**Task:** Pick out all lines with the word "this" from the records that follow.

═════ Data supplied

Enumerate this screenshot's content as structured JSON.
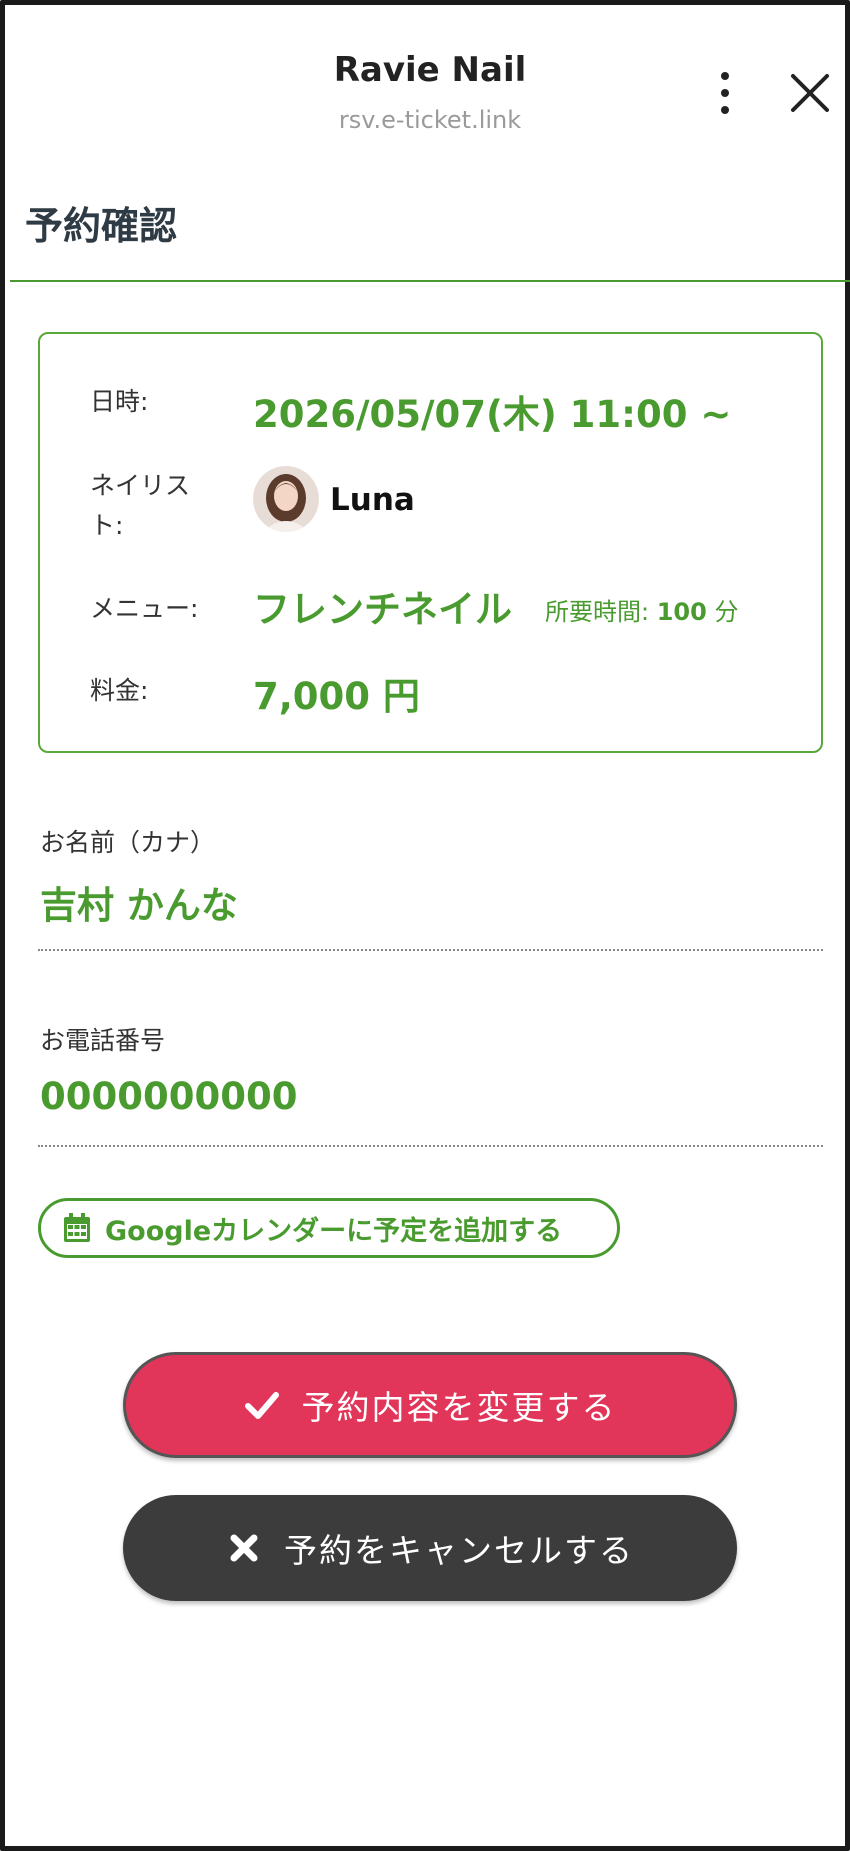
{
  "header": {
    "title": "Ravie Nail",
    "url": "rsv.e-ticket.link",
    "menu_icon": "more-vertical-icon",
    "close_icon": "close-icon"
  },
  "page": {
    "title": "予約確認"
  },
  "summary": {
    "datetime_label": "日時:",
    "datetime_value": "2026/05/07(木) 11:00 ~",
    "nailist_label_line1": "ネイリス",
    "nailist_label_line2": "ト:",
    "nailist_name": "Luna",
    "menu_label": "メニュー:",
    "menu_value": "フレンチネイル",
    "duration_label": "所要時間:",
    "duration_value": "100",
    "duration_unit": "分",
    "price_label": "料金:",
    "price_value": "7,000 円"
  },
  "form": {
    "name_label": "お名前（カナ）",
    "name_value": "吉村 かんな",
    "phone_label": "お電話番号",
    "phone_value": "0000000000"
  },
  "actions": {
    "gcal_label": "Googleカレンダーに予定を追加する",
    "change_label": "予約内容を変更する",
    "cancel_label": "予約をキャンセルする"
  },
  "colors": {
    "accent_green": "#4a9b2f",
    "change_button": "#e2355a",
    "cancel_button": "#3c3c3c"
  }
}
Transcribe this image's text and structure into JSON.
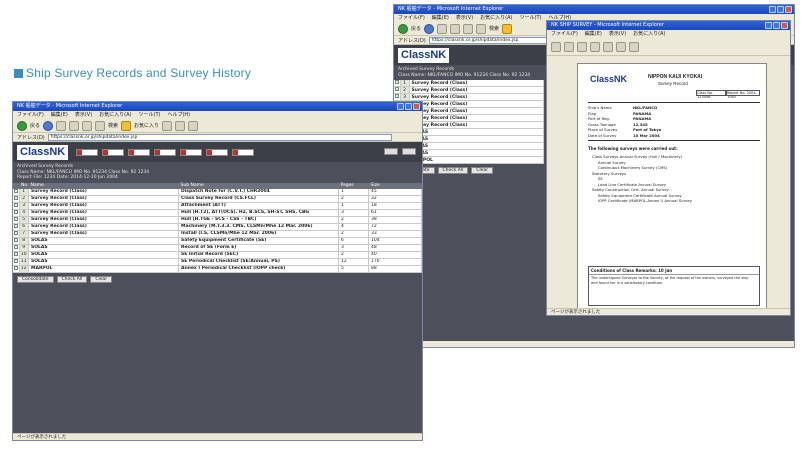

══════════

**Solution below:**
Enumerate this screenshot's content as structured JSON.
Transcribe this image's text and structure into JSON.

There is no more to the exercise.